The use of pejorative terms to demonize political opponents is too well established as an effective propaganda tool to expect that the President will cease to use it. However, the Islamic extremists he wishes to vilify do not technically merit the appellation of fascist. It is important to use words carefully and accurately if we are to retain the possibility of political discourse. The President and his enablers among journalists and commentators should be called to account for demonstrably inaccurate and inappropriate characterizations. This is particularly true in cases where the pejorative term is demonstrably more applicable to Bush than to the Islamic terrorists, reprehensible as they unquestionably are.


Ph.D. University of Oklahoma 1971. Retired, emeritus status since 2004. Senior administrative positions in academic affairs at State University of New York, University of Evansville, Oklahoma State University, Eastern Illinois University. Held faculty rank and taught political science at SUNY Plattsburgh, University of Evansville, Oklahoma State University, and Eastern Illinois Universitiy. Academic specialization, political theory, public law, American political institutioins.

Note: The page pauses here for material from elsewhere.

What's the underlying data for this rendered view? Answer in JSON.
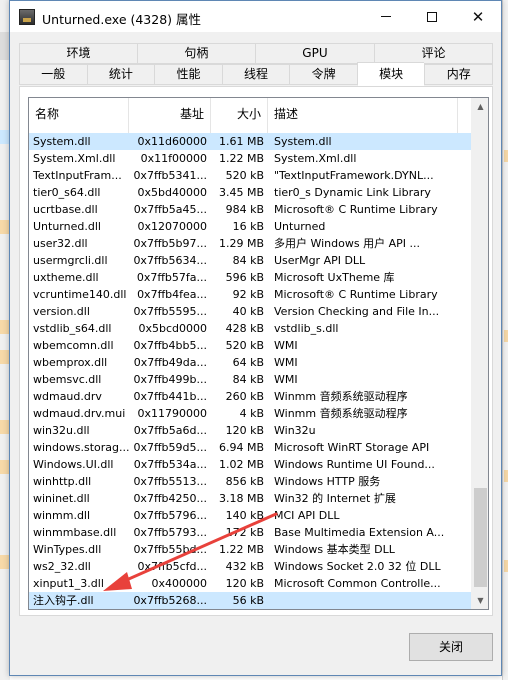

Contact Author

Contact Editor

View Other Articles by Author

Subject(s): , , , ,      

No comments:

Blog Archive